In several circumstances, the remediation of data breaches becomes a challenging task. For victim organizations, it often has long-term consequences such as loss of brand reputation and financial loss. For government agencies, there are even more significant consequences. The leak of sensitive information to foreign governments can hinder diplomatic relations. In contrast, the leak of sensitive information associated with critical national infrastructures like dams, electrical power grids, and military personnel can cause massive damage to a country and its citizens. Furthermore, individuals are at risk of identity theft due to exposed PII such as national IDs, emails, passwords, and banking information.
Organizations must conduct a thorough investigation in addition to applying security measures and organizing cybersecurity awareness programs.
- We recommend that internal IT security teams conduct a full investigation and perform forensic checks on enterprise networks and compromised assets.
- Businesses should conduct routine password reset exercises, enforce multi-factor authentication, and conduct cybersecurity awareness programs within their employee base.
- Conduct technical discussions and follow up with SOC team
- Apply white-listed input validation in client-servers and API communication.
- Keep web applications and software components updated with the latest security updates available from vendors, particularly libraries, plug-ins, frameworks, web server software, and database server software.
- Follow the principle of least privilege.
- Avoid assigning a shared database account across websites or applications.
- Validate user-supplied data for expected data types, including drop-down menus and radio buttons, as well as fields that allow user input.
- Usage of HTTP and SQL Query responses should be minimal.
- Use prepared statements (with parameterized queries) to ensure that an attacker cannot change the intent of a query, even if an attacker inserts SQL commands.
Appendix A – References
. OWASP SQL Injection: https://www.owasp.org/index.php/SQL_Injection
. OWASP SQL Injection: https://cheatsheetseries.owasp.org/cheatsheets/SQL_Injection_Prevention_Cheat_Sheet.html
. OWASP SQL Injection Parameterization: https://cheatsheetseries.owasp.org/cheatsheets/Query_Parameterization_Cheat_Sheet.html
. MITRE ATT&CK: https://attack.mitre.org/software/S0225/
. SQLMap Project: https://github.com/sqlmapproject/sqlmap
Cyble is a global threat intelligence SaaS provider that helps enterprises protect themselves from cybercrimes and exposure in the darkweb.
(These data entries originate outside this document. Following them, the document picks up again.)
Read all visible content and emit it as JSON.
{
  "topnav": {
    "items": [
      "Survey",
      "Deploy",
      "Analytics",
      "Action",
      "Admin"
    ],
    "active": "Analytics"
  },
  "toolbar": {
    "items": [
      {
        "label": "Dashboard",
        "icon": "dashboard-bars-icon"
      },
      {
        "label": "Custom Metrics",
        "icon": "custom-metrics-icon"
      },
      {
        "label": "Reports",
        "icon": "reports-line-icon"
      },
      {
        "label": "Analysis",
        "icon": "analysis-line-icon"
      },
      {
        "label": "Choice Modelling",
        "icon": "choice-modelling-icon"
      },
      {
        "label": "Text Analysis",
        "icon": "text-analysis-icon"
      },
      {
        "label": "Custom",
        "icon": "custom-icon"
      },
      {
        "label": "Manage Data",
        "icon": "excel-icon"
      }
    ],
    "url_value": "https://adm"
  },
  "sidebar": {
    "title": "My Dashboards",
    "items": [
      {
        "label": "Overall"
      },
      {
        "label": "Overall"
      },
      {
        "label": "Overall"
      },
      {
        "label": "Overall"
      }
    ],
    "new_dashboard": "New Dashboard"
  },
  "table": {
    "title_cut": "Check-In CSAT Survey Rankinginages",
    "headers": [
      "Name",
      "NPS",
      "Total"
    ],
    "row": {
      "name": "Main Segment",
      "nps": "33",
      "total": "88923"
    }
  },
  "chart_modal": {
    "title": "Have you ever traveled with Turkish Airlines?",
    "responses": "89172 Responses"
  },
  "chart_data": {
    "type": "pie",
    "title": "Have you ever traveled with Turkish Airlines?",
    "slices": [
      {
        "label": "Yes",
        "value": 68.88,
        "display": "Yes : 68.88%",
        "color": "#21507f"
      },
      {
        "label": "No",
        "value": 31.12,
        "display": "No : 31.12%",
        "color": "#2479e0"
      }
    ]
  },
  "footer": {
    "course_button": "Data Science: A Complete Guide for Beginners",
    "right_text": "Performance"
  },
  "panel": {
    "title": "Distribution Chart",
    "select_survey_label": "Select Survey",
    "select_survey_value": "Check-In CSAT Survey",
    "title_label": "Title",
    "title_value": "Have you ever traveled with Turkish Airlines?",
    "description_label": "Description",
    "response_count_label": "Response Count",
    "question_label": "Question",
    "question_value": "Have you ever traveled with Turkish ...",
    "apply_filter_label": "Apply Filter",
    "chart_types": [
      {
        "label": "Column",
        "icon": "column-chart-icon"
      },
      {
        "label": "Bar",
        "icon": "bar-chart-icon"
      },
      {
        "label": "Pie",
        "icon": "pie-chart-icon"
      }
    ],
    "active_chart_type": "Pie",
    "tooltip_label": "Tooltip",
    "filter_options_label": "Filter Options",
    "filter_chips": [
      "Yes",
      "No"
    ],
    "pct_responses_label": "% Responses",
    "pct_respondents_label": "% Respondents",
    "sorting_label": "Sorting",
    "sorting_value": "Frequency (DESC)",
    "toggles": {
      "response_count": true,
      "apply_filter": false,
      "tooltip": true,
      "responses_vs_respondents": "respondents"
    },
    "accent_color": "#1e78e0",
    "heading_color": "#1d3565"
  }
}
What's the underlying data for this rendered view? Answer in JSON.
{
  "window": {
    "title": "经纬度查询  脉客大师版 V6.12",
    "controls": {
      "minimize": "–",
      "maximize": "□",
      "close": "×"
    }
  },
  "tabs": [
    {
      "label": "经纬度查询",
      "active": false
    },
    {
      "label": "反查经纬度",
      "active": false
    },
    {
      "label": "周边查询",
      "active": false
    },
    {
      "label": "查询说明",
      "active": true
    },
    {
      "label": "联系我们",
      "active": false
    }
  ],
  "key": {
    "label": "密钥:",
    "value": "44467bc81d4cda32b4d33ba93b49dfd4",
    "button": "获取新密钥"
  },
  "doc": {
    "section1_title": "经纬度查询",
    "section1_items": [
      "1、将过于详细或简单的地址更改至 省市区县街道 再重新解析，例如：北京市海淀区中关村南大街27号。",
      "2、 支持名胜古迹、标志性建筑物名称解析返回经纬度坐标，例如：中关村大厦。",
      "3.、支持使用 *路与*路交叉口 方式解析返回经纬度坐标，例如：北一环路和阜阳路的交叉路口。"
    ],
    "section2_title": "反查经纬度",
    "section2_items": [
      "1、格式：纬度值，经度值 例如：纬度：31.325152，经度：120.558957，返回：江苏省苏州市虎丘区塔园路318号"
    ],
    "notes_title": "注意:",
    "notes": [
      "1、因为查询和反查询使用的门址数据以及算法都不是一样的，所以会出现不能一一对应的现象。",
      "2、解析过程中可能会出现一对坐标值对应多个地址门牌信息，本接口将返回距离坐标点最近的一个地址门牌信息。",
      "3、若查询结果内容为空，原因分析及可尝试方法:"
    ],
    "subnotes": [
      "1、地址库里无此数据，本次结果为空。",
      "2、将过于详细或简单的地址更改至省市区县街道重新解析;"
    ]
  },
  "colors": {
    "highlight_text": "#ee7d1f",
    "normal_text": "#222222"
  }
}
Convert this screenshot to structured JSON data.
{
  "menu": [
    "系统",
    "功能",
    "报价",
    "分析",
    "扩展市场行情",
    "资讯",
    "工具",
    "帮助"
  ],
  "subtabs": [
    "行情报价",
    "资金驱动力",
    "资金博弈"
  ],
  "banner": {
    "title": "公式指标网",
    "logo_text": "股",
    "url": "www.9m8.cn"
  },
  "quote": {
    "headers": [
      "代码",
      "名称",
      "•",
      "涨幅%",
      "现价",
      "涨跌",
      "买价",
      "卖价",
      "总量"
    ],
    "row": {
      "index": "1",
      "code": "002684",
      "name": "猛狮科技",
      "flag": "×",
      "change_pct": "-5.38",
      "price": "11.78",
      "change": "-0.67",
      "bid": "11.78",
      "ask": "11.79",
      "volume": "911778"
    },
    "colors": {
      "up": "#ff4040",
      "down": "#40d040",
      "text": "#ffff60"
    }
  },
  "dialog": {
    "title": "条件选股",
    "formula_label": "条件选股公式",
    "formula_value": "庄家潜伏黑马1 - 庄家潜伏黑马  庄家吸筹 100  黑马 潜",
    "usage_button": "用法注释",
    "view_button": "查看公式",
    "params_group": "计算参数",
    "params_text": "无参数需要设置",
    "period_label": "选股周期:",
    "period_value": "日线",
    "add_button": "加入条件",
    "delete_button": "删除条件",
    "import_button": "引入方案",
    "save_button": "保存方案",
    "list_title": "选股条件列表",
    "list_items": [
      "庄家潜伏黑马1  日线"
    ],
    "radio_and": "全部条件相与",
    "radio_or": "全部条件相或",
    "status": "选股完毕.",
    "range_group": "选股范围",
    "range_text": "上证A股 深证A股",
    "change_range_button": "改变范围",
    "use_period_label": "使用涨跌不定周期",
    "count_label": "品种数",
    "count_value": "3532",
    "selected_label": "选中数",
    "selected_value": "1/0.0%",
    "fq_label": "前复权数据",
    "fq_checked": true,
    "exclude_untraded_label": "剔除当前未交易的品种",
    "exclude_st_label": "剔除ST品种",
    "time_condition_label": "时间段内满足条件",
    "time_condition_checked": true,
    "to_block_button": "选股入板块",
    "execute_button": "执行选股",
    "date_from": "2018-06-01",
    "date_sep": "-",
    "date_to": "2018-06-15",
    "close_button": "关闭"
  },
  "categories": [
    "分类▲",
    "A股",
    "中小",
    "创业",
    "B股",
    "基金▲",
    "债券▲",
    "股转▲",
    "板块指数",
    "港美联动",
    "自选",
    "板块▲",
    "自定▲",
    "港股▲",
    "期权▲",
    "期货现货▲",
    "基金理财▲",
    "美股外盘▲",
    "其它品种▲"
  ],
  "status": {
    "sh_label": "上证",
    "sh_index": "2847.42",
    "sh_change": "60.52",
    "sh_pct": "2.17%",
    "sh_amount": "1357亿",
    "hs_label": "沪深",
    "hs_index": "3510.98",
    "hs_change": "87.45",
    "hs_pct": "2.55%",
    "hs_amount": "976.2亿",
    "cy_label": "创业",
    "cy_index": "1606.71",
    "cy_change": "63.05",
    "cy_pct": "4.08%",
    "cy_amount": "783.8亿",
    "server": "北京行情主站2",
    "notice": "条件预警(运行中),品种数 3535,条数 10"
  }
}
Cyble’s prime focus is to provide organizations with real-time visibility into their digital risk footprint. Backed by Y Combinator as part of the 2021 winter cohort, Cyble has also been recognized by Forbes as one of the top 20 Best Cybersecurity Startups to Watch In 2020. Headquartered in Alpharetta, Georgia, and with offices in Australia, Singapore, and India, Cyble has a global presence. To learn more about Cyble, visit www.cyble.com.